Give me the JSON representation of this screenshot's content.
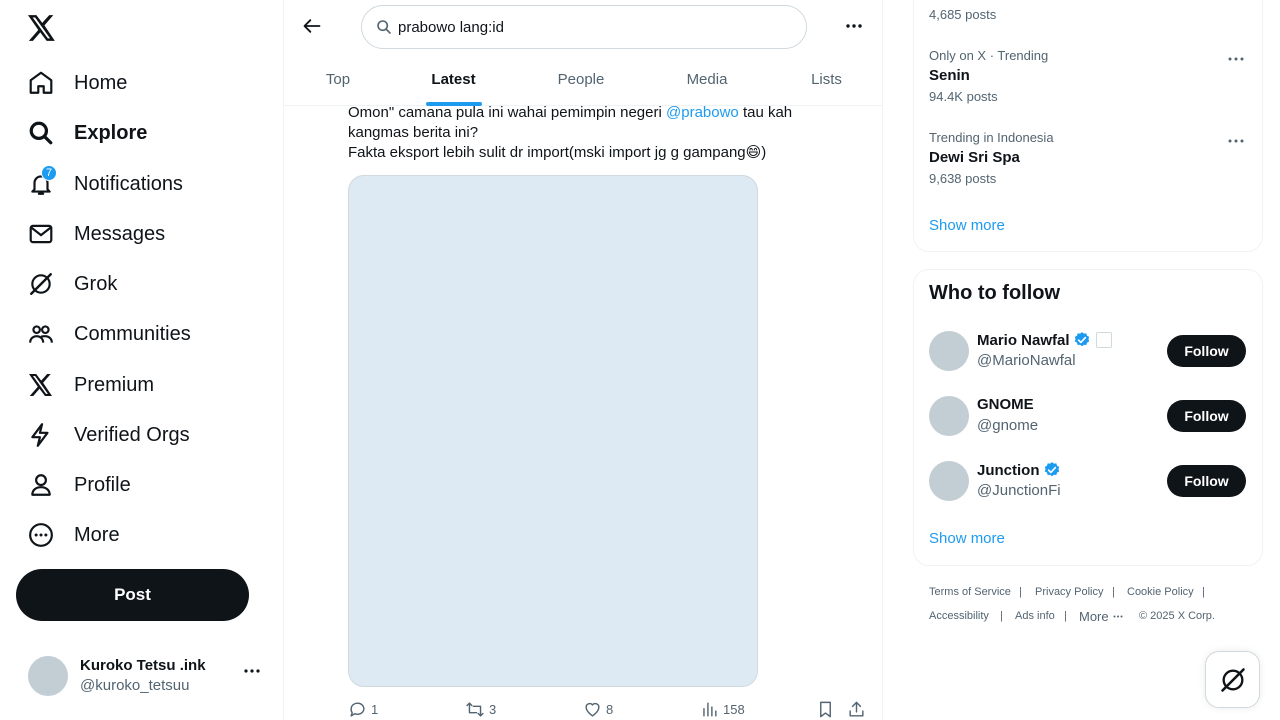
{
  "nav": {
    "items": [
      {
        "label": "Home",
        "icon": "home-icon"
      },
      {
        "label": "Explore",
        "icon": "search-icon"
      },
      {
        "label": "Notifications",
        "icon": "bell-icon",
        "badge": "7"
      },
      {
        "label": "Messages",
        "icon": "envelope-icon"
      },
      {
        "label": "Grok",
        "icon": "grok-icon"
      },
      {
        "label": "Communities",
        "icon": "people-icon"
      },
      {
        "label": "Premium",
        "icon": "x-logo-icon"
      },
      {
        "label": "Verified Orgs",
        "icon": "lightning-icon"
      },
      {
        "label": "Profile",
        "icon": "person-icon"
      },
      {
        "label": "More",
        "icon": "more-circle-icon"
      }
    ],
    "active": "Explore",
    "post_label": "Post"
  },
  "account": {
    "name": "Kuroko Tetsu .ink",
    "handle": "@kuroko_tetsuu"
  },
  "search": {
    "value": "prabowo lang:id"
  },
  "tabs": [
    {
      "label": "Top"
    },
    {
      "label": "Latest"
    },
    {
      "label": "People"
    },
    {
      "label": "Media"
    },
    {
      "label": "Lists"
    }
  ],
  "active_tab": "Latest",
  "tweet": {
    "line1_before": "Omon\" camana pula ini wahai pemimpin negeri ",
    "mention": "@prabowo",
    "line1_after": " tau kah kangmas berita ini?",
    "line2": "Fakta eksport lebih sulit dr import(mski import jg g gampang😄)",
    "replies": "1",
    "reposts": "3",
    "likes": "8",
    "views": "158"
  },
  "trends": {
    "partial_count": "4,685 posts",
    "items": [
      {
        "meta": "Only on X · Trending",
        "name": "Senin",
        "count": "94.4K posts"
      },
      {
        "meta": "Trending in Indonesia",
        "name": "Dewi Sri Spa",
        "count": "9,638 posts"
      }
    ],
    "show_more": "Show more"
  },
  "who_to_follow": {
    "title": "Who to follow",
    "users": [
      {
        "name": "Mario Nawfal",
        "handle": "@MarioNawfal",
        "verified": true,
        "affiliate": true
      },
      {
        "name": "GNOME",
        "handle": "@gnome",
        "verified": false
      },
      {
        "name": "Junction",
        "handle": "@JunctionFi",
        "verified": true
      }
    ],
    "follow_label": "Follow",
    "show_more": "Show more"
  },
  "footer": {
    "links": [
      "Terms of Service",
      "Privacy Policy",
      "Cookie Policy",
      "Accessibility",
      "Ads info"
    ],
    "more": "More",
    "copyright": "© 2025 X Corp."
  },
  "colors": {
    "accent": "#1d9bf0",
    "text": "#0f1419",
    "secondary": "#536471",
    "media_placeholder": "#ddeaf3"
  }
}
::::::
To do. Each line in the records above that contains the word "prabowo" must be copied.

Task result.
    "value": "prabowo lang:id"
    "mention": "@prabowo",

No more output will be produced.